Top of Given records
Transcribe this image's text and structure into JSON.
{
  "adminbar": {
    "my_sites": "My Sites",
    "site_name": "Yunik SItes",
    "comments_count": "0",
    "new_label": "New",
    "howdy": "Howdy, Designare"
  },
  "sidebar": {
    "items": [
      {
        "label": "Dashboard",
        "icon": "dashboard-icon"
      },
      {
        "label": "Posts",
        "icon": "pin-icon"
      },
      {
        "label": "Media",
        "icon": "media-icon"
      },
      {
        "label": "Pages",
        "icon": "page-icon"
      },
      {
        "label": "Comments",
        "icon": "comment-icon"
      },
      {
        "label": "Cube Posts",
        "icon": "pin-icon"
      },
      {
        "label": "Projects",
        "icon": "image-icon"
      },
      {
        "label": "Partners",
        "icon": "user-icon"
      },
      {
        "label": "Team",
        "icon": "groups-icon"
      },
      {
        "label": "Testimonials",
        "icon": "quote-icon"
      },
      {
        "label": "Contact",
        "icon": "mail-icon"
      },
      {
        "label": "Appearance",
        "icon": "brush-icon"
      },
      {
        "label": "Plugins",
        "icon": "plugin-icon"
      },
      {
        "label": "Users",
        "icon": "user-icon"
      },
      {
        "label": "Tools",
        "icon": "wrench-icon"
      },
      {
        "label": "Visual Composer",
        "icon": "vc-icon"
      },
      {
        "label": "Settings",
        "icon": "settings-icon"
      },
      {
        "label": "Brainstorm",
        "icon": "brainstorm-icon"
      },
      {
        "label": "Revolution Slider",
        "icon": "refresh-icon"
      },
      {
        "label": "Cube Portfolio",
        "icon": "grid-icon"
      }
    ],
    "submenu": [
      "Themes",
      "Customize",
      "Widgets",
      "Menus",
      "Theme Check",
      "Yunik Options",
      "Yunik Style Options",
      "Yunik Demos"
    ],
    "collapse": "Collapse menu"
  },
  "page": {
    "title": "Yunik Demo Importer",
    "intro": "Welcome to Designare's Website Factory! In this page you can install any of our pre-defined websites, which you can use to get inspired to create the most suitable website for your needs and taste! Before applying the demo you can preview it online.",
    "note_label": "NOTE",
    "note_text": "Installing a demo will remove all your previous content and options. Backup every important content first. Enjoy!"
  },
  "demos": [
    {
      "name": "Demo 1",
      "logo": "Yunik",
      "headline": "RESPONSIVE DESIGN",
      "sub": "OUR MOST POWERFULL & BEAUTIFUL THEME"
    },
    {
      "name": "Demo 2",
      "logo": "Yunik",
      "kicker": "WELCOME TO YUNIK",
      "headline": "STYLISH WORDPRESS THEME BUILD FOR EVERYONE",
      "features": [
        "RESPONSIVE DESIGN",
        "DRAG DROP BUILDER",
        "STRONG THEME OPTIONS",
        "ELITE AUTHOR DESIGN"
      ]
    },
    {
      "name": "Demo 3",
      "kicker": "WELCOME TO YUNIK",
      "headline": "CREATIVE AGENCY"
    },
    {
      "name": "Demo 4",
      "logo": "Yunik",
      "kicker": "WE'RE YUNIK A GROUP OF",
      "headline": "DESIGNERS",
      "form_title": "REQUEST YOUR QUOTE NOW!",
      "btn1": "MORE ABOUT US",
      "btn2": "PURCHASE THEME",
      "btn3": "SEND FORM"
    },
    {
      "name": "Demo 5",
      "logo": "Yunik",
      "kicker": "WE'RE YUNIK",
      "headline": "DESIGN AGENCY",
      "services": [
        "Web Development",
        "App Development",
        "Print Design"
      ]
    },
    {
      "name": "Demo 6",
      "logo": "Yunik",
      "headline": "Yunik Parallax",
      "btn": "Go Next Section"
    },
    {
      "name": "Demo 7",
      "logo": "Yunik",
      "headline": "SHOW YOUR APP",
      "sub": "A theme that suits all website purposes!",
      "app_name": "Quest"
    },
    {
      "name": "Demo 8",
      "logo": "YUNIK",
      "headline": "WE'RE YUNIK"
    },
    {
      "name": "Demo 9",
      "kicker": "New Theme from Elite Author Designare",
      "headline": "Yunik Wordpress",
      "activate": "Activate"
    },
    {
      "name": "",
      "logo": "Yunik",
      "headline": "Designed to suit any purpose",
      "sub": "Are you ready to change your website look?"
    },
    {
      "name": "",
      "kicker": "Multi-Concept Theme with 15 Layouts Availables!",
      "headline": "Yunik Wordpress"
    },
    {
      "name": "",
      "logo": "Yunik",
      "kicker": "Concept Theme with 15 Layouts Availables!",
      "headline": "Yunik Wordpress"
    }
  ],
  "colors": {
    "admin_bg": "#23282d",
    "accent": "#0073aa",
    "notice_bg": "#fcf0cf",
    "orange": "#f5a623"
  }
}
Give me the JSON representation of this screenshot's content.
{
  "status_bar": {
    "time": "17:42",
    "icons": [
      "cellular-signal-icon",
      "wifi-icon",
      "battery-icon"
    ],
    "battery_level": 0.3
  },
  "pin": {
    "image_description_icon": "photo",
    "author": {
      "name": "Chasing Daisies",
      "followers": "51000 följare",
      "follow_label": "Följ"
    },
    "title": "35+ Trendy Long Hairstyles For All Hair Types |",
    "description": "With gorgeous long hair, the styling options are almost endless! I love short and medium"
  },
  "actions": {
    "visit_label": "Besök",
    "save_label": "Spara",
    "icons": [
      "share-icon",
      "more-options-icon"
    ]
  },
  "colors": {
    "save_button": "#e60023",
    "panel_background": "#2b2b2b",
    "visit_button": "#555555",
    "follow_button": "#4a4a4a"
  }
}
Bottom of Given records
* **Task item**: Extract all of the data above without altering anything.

* **Expected answer**:
Transcribe this image's text and structure into JSON.
{
  "adminbar": {
    "my_sites": "My Sites",
    "site_name": "Yunik SItes",
    "comments_count": "0",
    "new_label": "New",
    "howdy": "Howdy, Designare"
  },
  "sidebar": {
    "items": [
      {
        "label": "Dashboard",
        "icon": "dashboard-icon"
      },
      {
        "label": "Posts",
        "icon": "pin-icon"
      },
      {
        "label": "Media",
        "icon": "media-icon"
      },
      {
        "label": "Pages",
        "icon": "page-icon"
      },
      {
        "label": "Comments",
        "icon": "comment-icon"
      },
      {
        "label": "Cube Posts",
        "icon": "pin-icon"
      },
      {
        "label": "Projects",
        "icon": "image-icon"
      },
      {
        "label": "Partners",
        "icon": "user-icon"
      },
      {
        "label": "Team",
        "icon": "groups-icon"
      },
      {
        "label": "Testimonials",
        "icon": "quote-icon"
      },
      {
        "label": "Contact",
        "icon": "mail-icon"
      },
      {
        "label": "Appearance",
        "icon": "brush-icon"
      },
      {
        "label": "Plugins",
        "icon": "plugin-icon"
      },
      {
        "label": "Users",
        "icon": "user-icon"
      },
      {
        "label": "Tools",
        "icon": "wrench-icon"
      },
      {
        "label": "Visual Composer",
        "icon": "vc-icon"
      },
      {
        "label": "Settings",
        "icon": "settings-icon"
      },
      {
        "label": "Brainstorm",
        "icon": "brainstorm-icon"
      },
      {
        "label": "Revolution Slider",
        "icon": "refresh-icon"
      },
      {
        "label": "Cube Portfolio",
        "icon": "grid-icon"
      }
    ],
    "submenu": [
      "Themes",
      "Customize",
      "Widgets",
      "Menus",
      "Theme Check",
      "Yunik Options",
      "Yunik Style Options",
      "Yunik Demos"
    ],
    "collapse": "Collapse menu"
  },
  "page": {
    "title": "Yunik Demo Importer",
    "intro": "Welcome to Designare's Website Factory! In this page you can install any of our pre-defined websites, which you can use to get inspired to create the most suitable website for your needs and taste! Before applying the demo you can preview it online.",
    "note_label": "NOTE",
    "note_text": "Installing a demo will remove all your previous content and options. Backup every important content first. Enjoy!"
  },
  "demos": [
    {
      "name": "Demo 1",
      "logo": "Yunik",
      "headline": "RESPONSIVE DESIGN",
      "sub": "OUR MOST POWERFULL & BEAUTIFUL THEME"
    },
    {
      "name": "Demo 2",
      "logo": "Yunik",
      "kicker": "WELCOME TO YUNIK",
      "headline": "STYLISH WORDPRESS THEME BUILD FOR EVERYONE",
      "features": [
        "RESPONSIVE DESIGN",
        "DRAG DROP BUILDER",
        "STRONG THEME OPTIONS",
        "ELITE AUTHOR DESIGN"
      ]
    },
    {
      "name": "Demo 3",
      "kicker": "WELCOME TO YUNIK",
      "headline": "CREATIVE AGENCY"
    },
    {
      "name": "Demo 4",
      "logo": "Yunik",
      "kicker": "WE'RE YUNIK A GROUP OF",
      "headline": "DESIGNERS",
      "form_title": "REQUEST YOUR QUOTE NOW!",
      "btn1": "MORE ABOUT US",
      "btn2": "PURCHASE THEME",
      "btn3": "SEND FORM"
    },
    {
      "name": "Demo 5",
      "logo": "Yunik",
      "kicker": "WE'RE YUNIK",
      "headline": "DESIGN AGENCY",
      "services": [
        "Web Development",
        "App Development",
        "Print Design"
      ]
    },
    {
      "name": "Demo 6",
      "logo": "Yunik",
      "headline": "Yunik Parallax",
      "btn": "Go Next Section"
    },
    {
      "name": "Demo 7",
      "logo": "Yunik",
      "headline": "SHOW YOUR APP",
      "sub": "A theme that suits all website purposes!",
      "app_name": "Quest"
    },
    {
      "name": "Demo 8",
      "logo": "YUNIK",
      "headline": "WE'RE YUNIK"
    },
    {
      "name": "Demo 9",
      "kicker": "New Theme from Elite Author Designare",
      "headline": "Yunik Wordpress",
      "activate": "Activate"
    },
    {
      "name": "",
      "logo": "Yunik",
      "headline": "Designed to suit any purpose",
      "sub": "Are you ready to change your website look?"
    },
    {
      "name": "",
      "kicker": "Multi-Concept Theme with 15 Layouts Availables!",
      "headline": "Yunik Wordpress"
    },
    {
      "name": "",
      "logo": "Yunik",
      "kicker": "Concept Theme with 15 Layouts Availables!",
      "headline": "Yunik Wordpress"
    }
  ],
  "colors": {
    "admin_bg": "#23282d",
    "accent": "#0073aa",
    "notice_bg": "#fcf0cf",
    "orange": "#f5a623"
  }
}
Give me the JSON representation of this screenshot's content.
{
  "status_bar": {
    "time": "17:42",
    "icons": [
      "cellular-signal-icon",
      "wifi-icon",
      "battery-icon"
    ],
    "battery_level": 0.3
  },
  "pin": {
    "image_description_icon": "photo",
    "author": {
      "name": "Chasing Daisies",
      "followers": "51000 följare",
      "follow_label": "Följ"
    },
    "title": "35+ Trendy Long Hairstyles For All Hair Types |",
    "description": "With gorgeous long hair, the styling options are almost endless! I love short and medium"
  },
  "actions": {
    "visit_label": "Besök",
    "save_label": "Spara",
    "icons": [
      "share-icon",
      "more-options-icon"
    ]
  },
  "colors": {
    "save_button": "#e60023",
    "panel_background": "#2b2b2b",
    "visit_button": "#555555",
    "follow_button": "#4a4a4a"
  }
}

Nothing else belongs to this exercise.